— DATA —

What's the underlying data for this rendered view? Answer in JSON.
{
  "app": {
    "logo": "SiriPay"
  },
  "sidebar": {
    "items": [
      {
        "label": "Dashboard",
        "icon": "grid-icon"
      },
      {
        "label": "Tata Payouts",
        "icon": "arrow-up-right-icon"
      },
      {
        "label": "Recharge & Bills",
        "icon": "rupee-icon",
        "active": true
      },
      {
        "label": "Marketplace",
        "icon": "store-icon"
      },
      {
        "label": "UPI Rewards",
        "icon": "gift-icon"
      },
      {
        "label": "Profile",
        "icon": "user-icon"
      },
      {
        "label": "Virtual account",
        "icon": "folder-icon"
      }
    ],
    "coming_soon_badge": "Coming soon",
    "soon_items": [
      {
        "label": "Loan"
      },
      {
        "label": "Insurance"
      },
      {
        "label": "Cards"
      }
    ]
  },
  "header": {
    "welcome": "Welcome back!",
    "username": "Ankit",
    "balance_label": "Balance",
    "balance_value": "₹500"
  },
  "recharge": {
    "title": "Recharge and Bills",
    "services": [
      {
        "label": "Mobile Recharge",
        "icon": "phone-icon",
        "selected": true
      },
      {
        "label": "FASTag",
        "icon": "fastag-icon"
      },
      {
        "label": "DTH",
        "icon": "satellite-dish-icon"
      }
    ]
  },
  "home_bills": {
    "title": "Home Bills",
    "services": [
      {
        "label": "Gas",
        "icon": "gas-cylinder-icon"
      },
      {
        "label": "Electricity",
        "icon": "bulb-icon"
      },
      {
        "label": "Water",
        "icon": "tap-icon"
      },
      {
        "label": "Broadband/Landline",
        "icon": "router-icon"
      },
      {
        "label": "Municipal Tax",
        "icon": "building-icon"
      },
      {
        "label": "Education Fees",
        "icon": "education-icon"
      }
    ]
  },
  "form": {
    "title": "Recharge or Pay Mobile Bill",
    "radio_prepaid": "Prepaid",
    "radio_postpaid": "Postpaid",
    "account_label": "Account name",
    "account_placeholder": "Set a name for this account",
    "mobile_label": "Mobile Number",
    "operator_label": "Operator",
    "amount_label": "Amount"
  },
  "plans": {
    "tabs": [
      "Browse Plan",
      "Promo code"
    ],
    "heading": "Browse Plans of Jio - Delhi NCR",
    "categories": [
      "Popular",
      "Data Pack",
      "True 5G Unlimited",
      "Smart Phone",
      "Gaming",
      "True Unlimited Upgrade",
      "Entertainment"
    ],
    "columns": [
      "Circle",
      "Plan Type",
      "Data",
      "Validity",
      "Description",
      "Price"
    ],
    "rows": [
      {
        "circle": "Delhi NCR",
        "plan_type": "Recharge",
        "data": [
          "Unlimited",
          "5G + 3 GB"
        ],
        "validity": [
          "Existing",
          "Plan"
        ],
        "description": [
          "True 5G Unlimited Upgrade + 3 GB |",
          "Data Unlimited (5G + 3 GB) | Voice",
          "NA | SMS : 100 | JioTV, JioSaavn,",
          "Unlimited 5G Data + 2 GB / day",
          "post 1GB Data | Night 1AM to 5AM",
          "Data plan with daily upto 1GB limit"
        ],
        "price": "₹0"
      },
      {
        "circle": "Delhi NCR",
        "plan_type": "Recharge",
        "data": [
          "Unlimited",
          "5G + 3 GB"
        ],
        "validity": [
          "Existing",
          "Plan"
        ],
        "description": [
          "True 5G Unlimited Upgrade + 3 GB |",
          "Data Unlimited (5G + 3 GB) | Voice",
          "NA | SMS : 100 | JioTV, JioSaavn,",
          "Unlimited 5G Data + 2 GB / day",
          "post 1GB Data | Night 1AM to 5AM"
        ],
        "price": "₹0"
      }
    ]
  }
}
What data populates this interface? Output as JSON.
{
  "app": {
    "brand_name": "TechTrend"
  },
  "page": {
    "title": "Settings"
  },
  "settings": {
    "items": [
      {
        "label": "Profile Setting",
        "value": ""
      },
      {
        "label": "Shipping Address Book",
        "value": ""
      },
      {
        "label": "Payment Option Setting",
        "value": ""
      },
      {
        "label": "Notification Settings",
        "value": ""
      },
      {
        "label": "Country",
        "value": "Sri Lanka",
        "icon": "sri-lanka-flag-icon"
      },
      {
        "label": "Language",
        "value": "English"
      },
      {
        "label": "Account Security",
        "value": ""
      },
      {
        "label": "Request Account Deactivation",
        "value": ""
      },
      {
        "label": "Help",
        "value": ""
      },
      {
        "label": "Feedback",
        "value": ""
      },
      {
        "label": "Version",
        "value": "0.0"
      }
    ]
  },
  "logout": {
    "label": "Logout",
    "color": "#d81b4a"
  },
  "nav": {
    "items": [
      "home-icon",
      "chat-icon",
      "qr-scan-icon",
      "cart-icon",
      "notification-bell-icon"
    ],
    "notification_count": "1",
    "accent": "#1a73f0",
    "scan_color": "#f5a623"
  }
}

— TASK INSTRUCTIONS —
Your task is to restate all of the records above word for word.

— EXERCISE SOLUTION —
What's the underlying data for this rendered view? Answer in JSON.
{
  "app": {
    "logo": "SiriPay"
  },
  "sidebar": {
    "items": [
      {
        "label": "Dashboard",
        "icon": "grid-icon"
      },
      {
        "label": "Tata Payouts",
        "icon": "arrow-up-right-icon"
      },
      {
        "label": "Recharge & Bills",
        "icon": "rupee-icon",
        "active": true
      },
      {
        "label": "Marketplace",
        "icon": "store-icon"
      },
      {
        "label": "UPI Rewards",
        "icon": "gift-icon"
      },
      {
        "label": "Profile",
        "icon": "user-icon"
      },
      {
        "label": "Virtual account",
        "icon": "folder-icon"
      }
    ],
    "coming_soon_badge": "Coming soon",
    "soon_items": [
      {
        "label": "Loan"
      },
      {
        "label": "Insurance"
      },
      {
        "label": "Cards"
      }
    ]
  },
  "header": {
    "welcome": "Welcome back!",
    "username": "Ankit",
    "balance_label": "Balance",
    "balance_value": "₹500"
  },
  "recharge": {
    "title": "Recharge and Bills",
    "services": [
      {
        "label": "Mobile Recharge",
        "icon": "phone-icon",
        "selected": true
      },
      {
        "label": "FASTag",
        "icon": "fastag-icon"
      },
      {
        "label": "DTH",
        "icon": "satellite-dish-icon"
      }
    ]
  },
  "home_bills": {
    "title": "Home Bills",
    "services": [
      {
        "label": "Gas",
        "icon": "gas-cylinder-icon"
      },
      {
        "label": "Electricity",
        "icon": "bulb-icon"
      },
      {
        "label": "Water",
        "icon": "tap-icon"
      },
      {
        "label": "Broadband/Landline",
        "icon": "router-icon"
      },
      {
        "label": "Municipal Tax",
        "icon": "building-icon"
      },
      {
        "label": "Education Fees",
        "icon": "education-icon"
      }
    ]
  },
  "form": {
    "title": "Recharge or Pay Mobile Bill",
    "radio_prepaid": "Prepaid",
    "radio_postpaid": "Postpaid",
    "account_label": "Account name",
    "account_placeholder": "Set a name for this account",
    "mobile_label": "Mobile Number",
    "operator_label": "Operator",
    "amount_label": "Amount"
  },
  "plans": {
    "tabs": [
      "Browse Plan",
      "Promo code"
    ],
    "heading": "Browse Plans of Jio - Delhi NCR",
    "categories": [
      "Popular",
      "Data Pack",
      "True 5G Unlimited",
      "Smart Phone",
      "Gaming",
      "True Unlimited Upgrade",
      "Entertainment"
    ],
    "columns": [
      "Circle",
      "Plan Type",
      "Data",
      "Validity",
      "Description",
      "Price"
    ],
    "rows": [
      {
        "circle": "Delhi NCR",
        "plan_type": "Recharge",
        "data": [
          "Unlimited",
          "5G + 3 GB"
        ],
        "validity": [
          "Existing",
          "Plan"
        ],
        "description": [
          "True 5G Unlimited Upgrade + 3 GB |",
          "Data Unlimited (5G + 3 GB) | Voice",
          "NA | SMS : 100 | JioTV, JioSaavn,",
          "Unlimited 5G Data + 2 GB / day",
          "post 1GB Data | Night 1AM to 5AM",
          "Data plan with daily upto 1GB limit"
        ],
        "price": "₹0"
      },
      {
        "circle": "Delhi NCR",
        "plan_type": "Recharge",
        "data": [
          "Unlimited",
          "5G + 3 GB"
        ],
        "validity": [
          "Existing",
          "Plan"
        ],
        "description": [
          "True 5G Unlimited Upgrade + 3 GB |",
          "Data Unlimited (5G + 3 GB) | Voice",
          "NA | SMS : 100 | JioTV, JioSaavn,",
          "Unlimited 5G Data + 2 GB / day",
          "post 1GB Data | Night 1AM to 5AM"
        ],
        "price": "₹0"
      }
    ]
  }
}
What data populates this interface? Output as JSON.
{
  "app": {
    "brand_name": "TechTrend"
  },
  "page": {
    "title": "Settings"
  },
  "settings": {
    "items": [
      {
        "label": "Profile Setting",
        "value": ""
      },
      {
        "label": "Shipping Address Book",
        "value": ""
      },
      {
        "label": "Payment Option Setting",
        "value": ""
      },
      {
        "label": "Notification Settings",
        "value": ""
      },
      {
        "label": "Country",
        "value": "Sri Lanka",
        "icon": "sri-lanka-flag-icon"
      },
      {
        "label": "Language",
        "value": "English"
      },
      {
        "label": "Account Security",
        "value": ""
      },
      {
        "label": "Request Account Deactivation",
        "value": ""
      },
      {
        "label": "Help",
        "value": ""
      },
      {
        "label": "Feedback",
        "value": ""
      },
      {
        "label": "Version",
        "value": "0.0"
      }
    ]
  },
  "logout": {
    "label": "Logout",
    "color": "#d81b4a"
  },
  "nav": {
    "items": [
      "home-icon",
      "chat-icon",
      "qr-scan-icon",
      "cart-icon",
      "notification-bell-icon"
    ],
    "notification_count": "1",
    "accent": "#1a73f0",
    "scan_color": "#f5a623"
  }
}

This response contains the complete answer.